Definition of Manufacturing
Manufacturing can be defined as the transformation of raw materials into useful products through the use of the easiest and least-expensive methods. It is not enough, therefore, to process some raw materials and obtain the desired product. It is, in fact, of major importance to achieve that goal through employing the easiest, fastest, and most efficient methods. If less efficient techniques are used, the production cost of the manufactured part will be high, and the part will not be as competitive as similar parts produced by other manufacturers. Also, the production time should be as short as possible to enable capturing a larger market share.
The function of a manufacturing engineer is, therefore, to determine and define the equipment, tools, and processes required to convert the design of the desired product into reality in an efficient manner. In other words, it is the engineer's task to find out the most appropriate, optimal combination of machinery, materials, and methods needed to achieve economical and trouble-free production. Thus, a manufacturing engineer must have a strong background in materials and up-to-date machinery as well as the ability to develop analytical solutions and alternatives for the open-ended problems experienced in manufacturing. This is in addition to having a sound knowledge of the theoretical and practical aspects of the various manufacturing methods.
Relation between Manufacturing and the Standard of Living
The standard of living in any nation is actually reflected in the products and services available to its people. In a nation with a high standard of living, a middle-class family usually owns an automobile, a refrigerator, an electric stove, a dishwasher, a washing machine, a vacuum cleaner, a stereo, and - of course- a television set. Such a family also enjoys health care that involves modern equipment and facilities.
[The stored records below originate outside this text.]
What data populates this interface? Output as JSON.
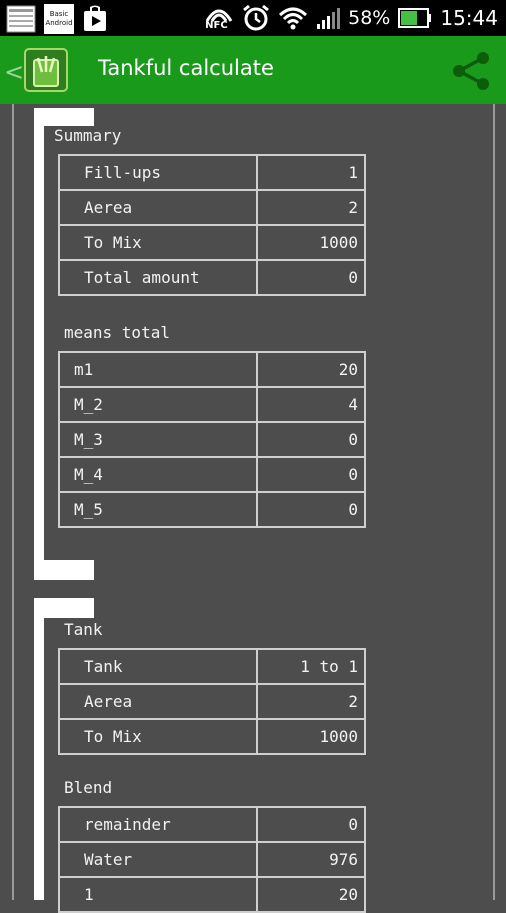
{
  "status_bar": {
    "notification_app_label": "Basic Android",
    "icons": [
      "app-thumbnail-icon",
      "play-store-icon",
      "nfc-icon",
      "alarm-icon",
      "wifi-icon",
      "signal-icon",
      "battery-icon"
    ],
    "nfc_label": "NFC",
    "battery_percent": "58%",
    "time": "15:44"
  },
  "action_bar": {
    "back_glyph": "<",
    "title": "Tankful calculate",
    "color": "#1a9a1a"
  },
  "summary": {
    "section_title": "Summary",
    "rows": [
      {
        "label": "Fill-ups",
        "value": "1"
      },
      {
        "label": "Aerea",
        "value": "2"
      },
      {
        "label": "To Mix",
        "value": "1000"
      },
      {
        "label": "Total amount",
        "value": "0"
      }
    ],
    "means_title": "means total",
    "means_rows": [
      {
        "label": "m1",
        "value": "20"
      },
      {
        "label": "M_2",
        "value": "4"
      },
      {
        "label": "M_3",
        "value": "0"
      },
      {
        "label": "M_4",
        "value": "0"
      },
      {
        "label": "M_5",
        "value": "0"
      }
    ]
  },
  "tank": {
    "section_title": "Tank",
    "rows": [
      {
        "label": "Tank",
        "value": "1 to 1"
      },
      {
        "label": "Aerea",
        "value": "2"
      },
      {
        "label": "To Mix",
        "value": "1000"
      }
    ],
    "blend_title": "Blend",
    "blend_rows": [
      {
        "label": "remainder",
        "value": "0"
      },
      {
        "label": "Water",
        "value": "976"
      },
      {
        "label": "1",
        "value": "20"
      }
    ]
  }
}
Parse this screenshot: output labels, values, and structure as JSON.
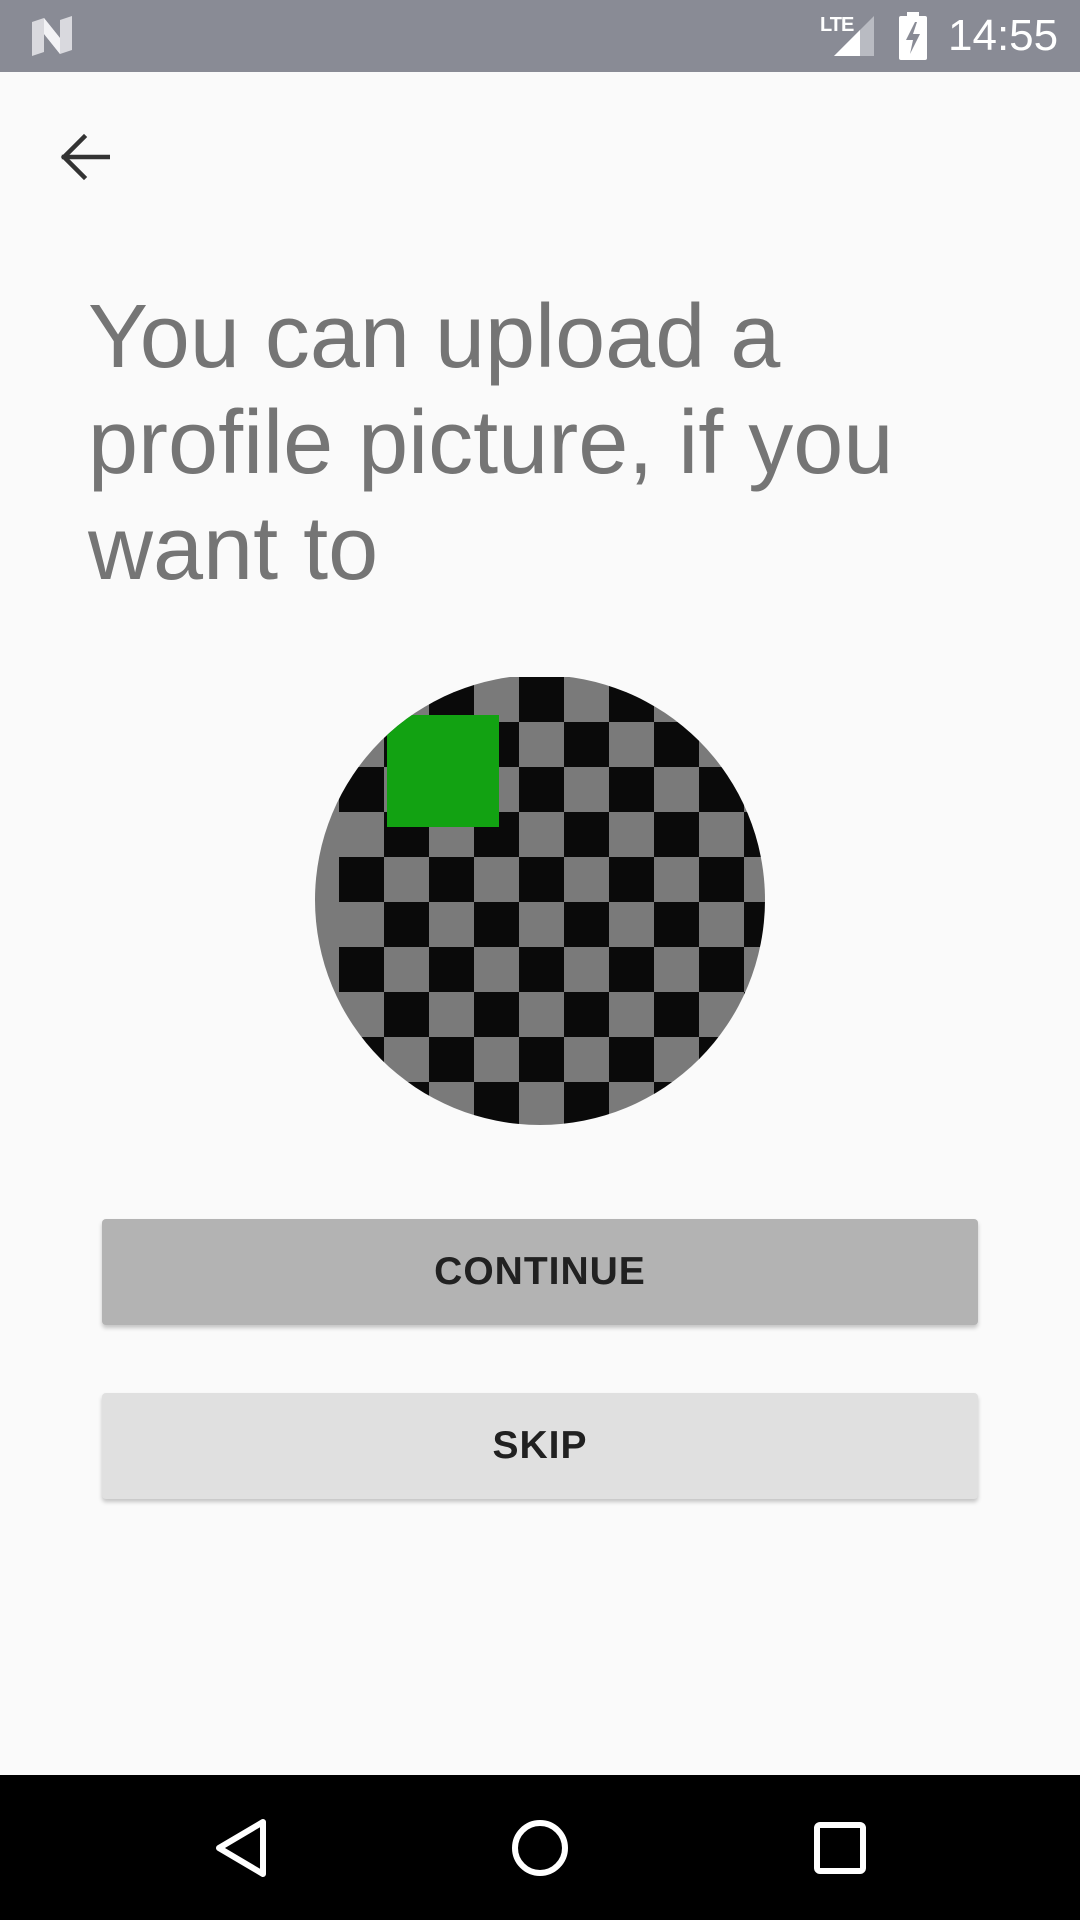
{
  "status_bar": {
    "network_label": "LTE",
    "time": "14:55",
    "icons": {
      "logo": "android-n-logo-icon",
      "signal": "signal-lte-icon",
      "battery": "battery-charging-icon"
    },
    "background_color": "#898b95"
  },
  "toolbar": {
    "back_icon": "arrow-back-icon"
  },
  "main": {
    "title": "You can upload a profile picture, if you want to",
    "avatar": {
      "icon": "profile-picture-placeholder",
      "pattern_colors": [
        "#0a0a0a",
        "#7a7a7a"
      ],
      "accent_color": "#12a212"
    },
    "buttons": {
      "continue_label": "CONTINUE",
      "skip_label": "SKIP"
    }
  },
  "nav_bar": {
    "back_icon": "nav-back-triangle-icon",
    "home_icon": "nav-home-circle-icon",
    "recents_icon": "nav-recents-square-icon"
  }
}
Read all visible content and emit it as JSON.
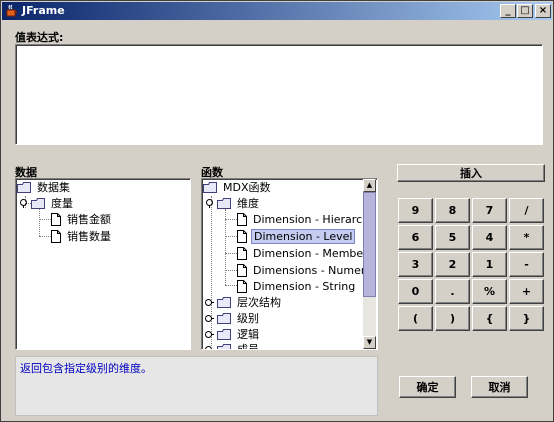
{
  "window": {
    "title": "JFrame",
    "minimize": "_",
    "maximize": "□",
    "close": "×"
  },
  "expression": {
    "label": "值表达式:",
    "value": ""
  },
  "data_panel": {
    "label": "数据",
    "root": "数据集",
    "measure": "度量",
    "items": [
      "销售金额",
      "销售数量"
    ]
  },
  "func_panel": {
    "label": "函数",
    "root": "MDX函数",
    "dimension": "维度",
    "dim_items": [
      "Dimension - Hierarchy",
      "Dimension - Level",
      "Dimension - Member",
      "Dimensions - Numeric",
      "Dimension - String"
    ],
    "selected_item": "Dimension - Level",
    "groups": [
      "层次结构",
      "级别",
      "逻辑",
      "成员"
    ]
  },
  "insert_label": "插入",
  "keypad": [
    [
      "9",
      "8",
      "7",
      "/"
    ],
    [
      "6",
      "5",
      "4",
      "*"
    ],
    [
      "3",
      "2",
      "1",
      "-"
    ],
    [
      "0",
      ".",
      "%",
      "+"
    ],
    [
      "(",
      ")",
      "{",
      "}"
    ]
  ],
  "description": "返回包含指定级别的维度。",
  "ok_label": "确定",
  "cancel_label": "取消",
  "colors": {
    "titlebar_start": "#0a246a",
    "titlebar_end": "#a6caf0",
    "description_text": "#0000c0",
    "selection": "#c4cdf0"
  }
}
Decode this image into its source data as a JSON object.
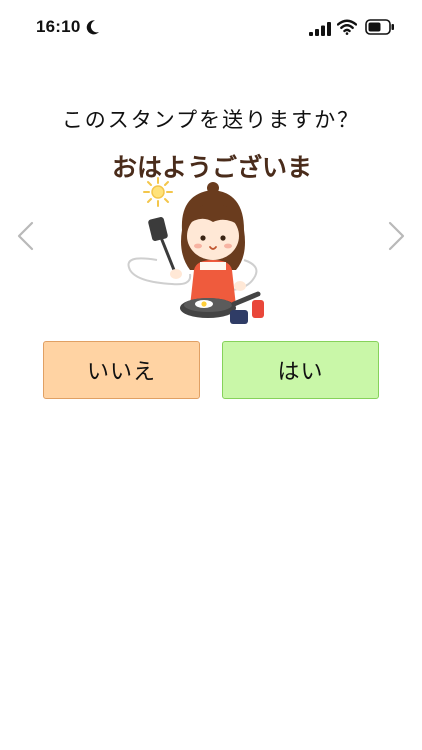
{
  "status_bar": {
    "time": "16:10"
  },
  "dialog": {
    "prompt": "このスタンプを送りますか？",
    "sticker_text": "おはようございます",
    "no_label": "いいえ",
    "yes_label": "はい"
  },
  "icons": {
    "moon": "moon-icon",
    "signal": "cellular-signal-icon",
    "wifi": "wifi-icon",
    "battery": "battery-icon",
    "prev": "chevron-left-icon",
    "next": "chevron-right-icon"
  },
  "colors": {
    "no_button_bg": "#ffd3a3",
    "yes_button_bg": "#c9f7a8",
    "arrow": "#b9b9b9"
  }
}
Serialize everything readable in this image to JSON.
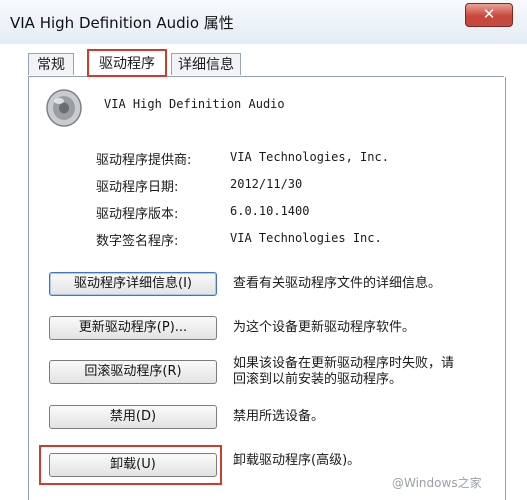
{
  "window": {
    "title": "VIA High Definition Audio 属性",
    "close_glyph": "✕"
  },
  "tabs": [
    {
      "label": "常规"
    },
    {
      "label": "驱动程序"
    },
    {
      "label": "详细信息"
    }
  ],
  "device": {
    "icon": "speaker-icon",
    "name": "VIA High Definition Audio"
  },
  "driver_info": [
    {
      "label": "驱动程序提供商:",
      "value": "VIA Technologies, Inc."
    },
    {
      "label": "驱动程序日期:",
      "value": "2012/11/30"
    },
    {
      "label": "驱动程序版本:",
      "value": "6.0.10.1400"
    },
    {
      "label": "数字签名程序:",
      "value": "VIA Technologies Inc."
    }
  ],
  "actions": [
    {
      "button": "驱动程序详细信息(I)",
      "description": "查看有关驱动程序文件的详细信息。"
    },
    {
      "button": "更新驱动程序(P)...",
      "description": "为这个设备更新驱动程序软件。"
    },
    {
      "button": "回滚驱动程序(R)",
      "description_lines": [
        "如果该设备在更新驱动程序时失败，请",
        "回滚到以前安装的驱动程序。"
      ]
    },
    {
      "button": "禁用(D)",
      "description": "禁用所选设备。"
    },
    {
      "button": "卸载(U)",
      "description": "卸载驱动程序(高级)。"
    }
  ],
  "watermark": "@Windows之家",
  "colors": {
    "highlight": "#d23a2c",
    "titlebar": "#e4ecf5"
  }
}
As you can easily see, all the above-mentioned goods, appliances, and equipment are actually raw materials that have been converted into manufactured products. Therefore, the more active in manufacturing raw materials the people of a nation are, the more plentiful those goods and services become; as a consequence, the standard of living of the people in that nation attains a high level. On the other hand, nations that have raw materials but do not fully exploit their resources by manufacturing those materials are usually poor and are referred to as "underdeveloped." It is, therefore, the know-how and the capability of converting raw materials into useful products that basically determines the standard of living of a nation and not just the availability of minerals or resources within its territorial land. In fact, many industrial nations, such as Japan and Switzerland, import most of the raw materials which they manufacture and yet still maintain a high standard of living.
Faculty with expertise in Manufacturing
Research projects in Manufacturing
Course offerings in Manufacturing
- Design for Manufacturing
- Principles of Foundry Engineering
- Manufacturing Quality Control
- Computer Aided Manufacturing